* **What the task requires**:
Copy out each line below in which the string "Duplicate" appears.

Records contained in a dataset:
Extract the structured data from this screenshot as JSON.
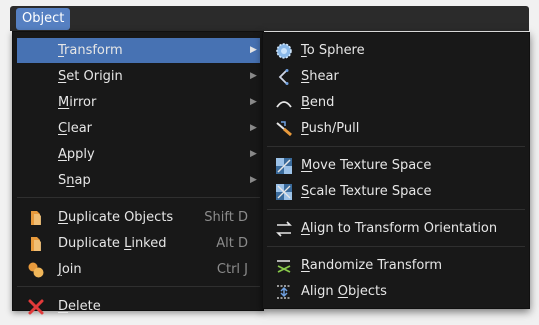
{
  "header": {
    "menu_label": "Object"
  },
  "menu": {
    "items": [
      {
        "label": "Transform",
        "u": "T",
        "rest": "ransform"
      },
      {
        "label": "Set Origin",
        "u": "S",
        "rest": "et Origin"
      },
      {
        "label": "Mirror",
        "u": "M",
        "rest": "irror"
      },
      {
        "label": "Clear",
        "u": "C",
        "rest": "lear"
      },
      {
        "label": "Apply",
        "u": "A",
        "rest": "pply"
      },
      {
        "label": "Snap",
        "pre": "S",
        "u": "n",
        "rest": "ap"
      },
      {
        "label": "Duplicate Objects",
        "u": "D",
        "rest": "uplicate Objects",
        "shortcut": "Shift D"
      },
      {
        "label": "Duplicate Linked",
        "pre": "Duplicate ",
        "u": "L",
        "rest": "inked",
        "shortcut": "Alt D"
      },
      {
        "label": "Join",
        "u": "J",
        "rest": "oin",
        "shortcut": "Ctrl J"
      },
      {
        "label": "Delete",
        "u": "D",
        "rest": "elete"
      }
    ]
  },
  "submenu": {
    "items": [
      {
        "label": "To Sphere",
        "u": "T",
        "rest": "o Sphere",
        "icon": "to-sphere-icon"
      },
      {
        "label": "Shear",
        "u": "S",
        "rest": "hear",
        "icon": "shear-icon"
      },
      {
        "label": "Bend",
        "u": "B",
        "rest": "end",
        "icon": "bend-icon"
      },
      {
        "label": "Push/Pull",
        "u": "P",
        "rest": "ush/Pull",
        "icon": "push-pull-icon"
      },
      {
        "label": "Move Texture Space",
        "u": "M",
        "rest": "ove Texture Space",
        "icon": "move-texture-space-icon"
      },
      {
        "label": "Scale Texture Space",
        "u": "S",
        "rest": "cale Texture Space",
        "icon": "scale-texture-space-icon"
      },
      {
        "label": "Align to Transform Orientation",
        "u": "A",
        "rest": "lign to Transform Orientation",
        "icon": "align-orientation-icon"
      },
      {
        "label": "Randomize Transform",
        "u": "R",
        "rest": "andomize Transform",
        "icon": "randomize-transform-icon"
      },
      {
        "label": "Align Objects",
        "pre": "Align ",
        "u": "O",
        "rest": "bjects",
        "icon": "align-objects-icon"
      }
    ]
  },
  "colors": {
    "highlight": "#4772b3",
    "menu_bg": "#181818",
    "header_active": "#5680c2"
  }
}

* **Solution to this task**:
        "label": "Duplicate Objects",
        "label": "Duplicate Linked",
        "pre": "Duplicate ",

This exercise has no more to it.